“David was so humble in what he did,” Salazar said. “He didn’t do it for the notoriety or to show off how good he was. He officiated games because they needed to be officiated. He didn’t care if it was a seventh-grade girls [basketball] game or a state championship football game.”
Ralph Ortiz, a retired referee who was Soveranez’s classmate and friend, said Soveranez worked hard at being the best official he could be and rarely was out of position to make a call. He added that legendary ref Dickie Rodriguez held Soveranez in the highest regard, and it showed in the numerous state football and basketball postseason contests — including state championship games — of which he was a part.
“Dickie would say, ‘Any time I send David to any game anywhere, I don’t have to worry about it,’ ” Ortiz said.
Greg Sandoval, a 20-year football ref and an assistant boys basketball coach at Santa Fe High, said he marveled at how Soveranez could diffuse a tense situation with any coach without losing his temper. Soveranez also knew how to explain a call he made to players to help them understand why he called it and give them tips to help them avoid a similar situation.
Perhaps the best advice Sandoval ever received from Soveranez didn’t pertain to his officiating, but his coaching. Sandoval said he was a bit hot-headed toward officials as a basketball coach and sometimes got technical fouls. After a while Soveranez, along with Rodriguez and Ortiz, sat down with Sandoval to explain how his behavior as a coach was a slap in the face to officials — some of whom Sandoval worked with during the fall. It led Sandoval to re-examine his approach and learn how to talk to officials in a more productive manner.
“They said, ‘You can’t be good at either if you’re going to disrespect one of them, and Greg, you’re disrespecting officials. You can’t do that,’ ” Sandoval said.

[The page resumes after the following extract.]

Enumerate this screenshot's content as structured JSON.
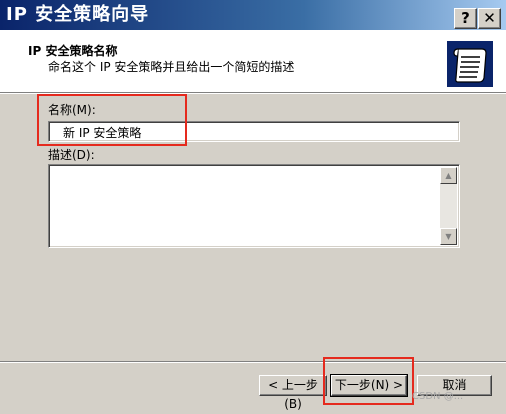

While Soveranez was best known as a ref, his day job for the longest time was as the sports coordinator for the city of Santa Fe. David Ray Soveranez said his dad created mushball and flag football leagues while also handling adult volleyball, basketball and softball leagues. He also was a football and baseball coach, the younger Soveranez said, and his dad always made a point of being a part of not just his children’s activities but his extended family, as well.
“He was not only a father to me, but he had many brothers and sisters and he was a father figure to them as well,” David Ray said. “He had a lot on his plate, but dad was always in a good mood. He was always happy.”
David also was an attentive grandfather, as he always showed up at his grandkids’ events. In fact, he spent his last waking day watching his grandson, Mateo Soveranez, play for Pojoaque Valley at Capital’s Al Armendariz Tournament on Dec. 9 when he collapsed walking up the bleachers after a 66-61 Elks win over Grants. David Ray said he was transported to Christus St. Vincent Regional Medical Center where surgeons repaired blood vessels that caused the bleeding, but his dad never regained consciousness.
“Eventually, he was reliant on the ventilator and life support,” David Ray said. “The thing is, he was always and active man. He never wanted to slow down.”
Roybal and the younger Soveranez said they received an outpouring of condolences and support not just from people around Northern New Mexico, but across the state and beyond. Roybal said he received messages from people from as far away as Indiana over the past couple of days, which did not surprise David Ray.
“Once you knew Dad, then you would know he knew everybody else,” David Ray said. “He knew so many people from his different avenues of work, he could have been a politician.”
David Soveranez is survived by his wife, Anna; son David Ray; daughter Felicia Maloney; mother Alicia Soveranez; and grandsons Andres Soveranez, Mateo Soveranez and Ethan Maloney.
The rosary will take place at 7 p.m. Jan. 3 at Rivera Funeral Home. The funeral is set for 10 a.m. Jan. 4 at the Cathedral Basilica of St. Francis of Assisi.